Listed records Block Start
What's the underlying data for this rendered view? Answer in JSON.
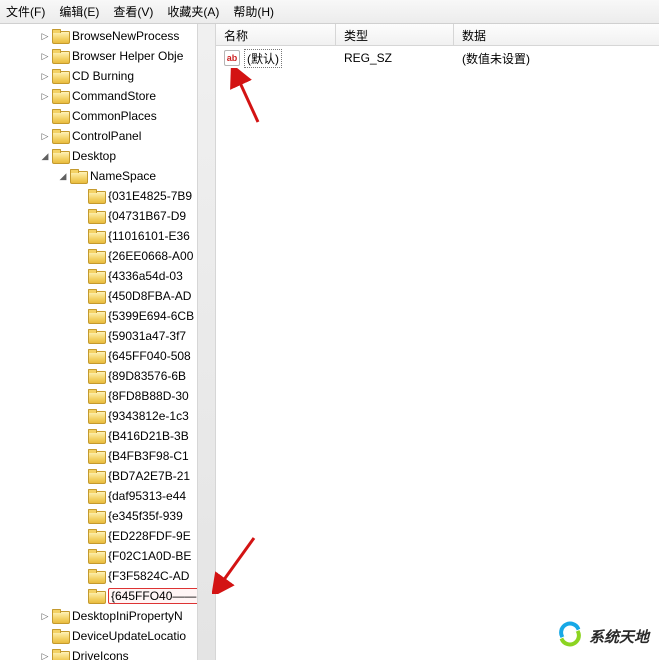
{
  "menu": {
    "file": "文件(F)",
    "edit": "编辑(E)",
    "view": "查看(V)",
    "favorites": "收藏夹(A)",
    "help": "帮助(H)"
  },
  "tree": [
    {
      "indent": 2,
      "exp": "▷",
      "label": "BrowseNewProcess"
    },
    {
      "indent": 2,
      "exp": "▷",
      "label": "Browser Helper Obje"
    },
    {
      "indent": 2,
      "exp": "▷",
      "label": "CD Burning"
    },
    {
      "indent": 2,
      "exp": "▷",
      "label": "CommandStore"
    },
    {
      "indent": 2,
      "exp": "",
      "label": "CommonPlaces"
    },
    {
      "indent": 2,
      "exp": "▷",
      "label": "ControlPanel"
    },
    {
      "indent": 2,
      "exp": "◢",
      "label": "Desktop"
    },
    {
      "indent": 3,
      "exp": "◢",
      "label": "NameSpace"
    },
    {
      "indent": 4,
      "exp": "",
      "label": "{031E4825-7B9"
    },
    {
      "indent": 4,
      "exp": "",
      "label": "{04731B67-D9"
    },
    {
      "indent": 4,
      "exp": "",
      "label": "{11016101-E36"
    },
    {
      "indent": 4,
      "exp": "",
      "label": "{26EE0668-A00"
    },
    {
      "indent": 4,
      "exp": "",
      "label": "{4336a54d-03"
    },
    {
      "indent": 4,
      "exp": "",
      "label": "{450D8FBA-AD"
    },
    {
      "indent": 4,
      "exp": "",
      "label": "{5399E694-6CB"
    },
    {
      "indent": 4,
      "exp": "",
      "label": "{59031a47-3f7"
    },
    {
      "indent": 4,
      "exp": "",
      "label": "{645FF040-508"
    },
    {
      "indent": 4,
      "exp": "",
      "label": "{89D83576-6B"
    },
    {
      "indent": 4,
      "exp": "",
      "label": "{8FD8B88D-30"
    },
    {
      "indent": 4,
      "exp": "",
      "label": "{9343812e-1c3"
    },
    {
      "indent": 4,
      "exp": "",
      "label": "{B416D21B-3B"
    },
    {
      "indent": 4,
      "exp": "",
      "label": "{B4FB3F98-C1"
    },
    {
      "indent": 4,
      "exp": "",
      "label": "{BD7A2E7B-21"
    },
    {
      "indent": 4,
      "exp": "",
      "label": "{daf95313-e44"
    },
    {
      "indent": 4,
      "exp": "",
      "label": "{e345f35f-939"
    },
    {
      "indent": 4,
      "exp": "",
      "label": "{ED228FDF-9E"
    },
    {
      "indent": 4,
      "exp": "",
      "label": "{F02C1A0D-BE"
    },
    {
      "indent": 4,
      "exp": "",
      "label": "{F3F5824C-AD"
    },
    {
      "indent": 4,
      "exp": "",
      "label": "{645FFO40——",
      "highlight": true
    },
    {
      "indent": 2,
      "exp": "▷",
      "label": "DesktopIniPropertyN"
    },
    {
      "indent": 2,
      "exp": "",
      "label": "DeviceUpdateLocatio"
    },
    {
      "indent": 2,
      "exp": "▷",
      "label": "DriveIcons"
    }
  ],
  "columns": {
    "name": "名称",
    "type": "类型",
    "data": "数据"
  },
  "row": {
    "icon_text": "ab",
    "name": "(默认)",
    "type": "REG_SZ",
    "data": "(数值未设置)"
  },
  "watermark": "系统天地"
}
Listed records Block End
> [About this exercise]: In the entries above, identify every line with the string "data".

> [Your solution]:
What's the underlying data for this rendered view? Answer in JSON.
    "data": "数据"
    "data": "(数值未设置)"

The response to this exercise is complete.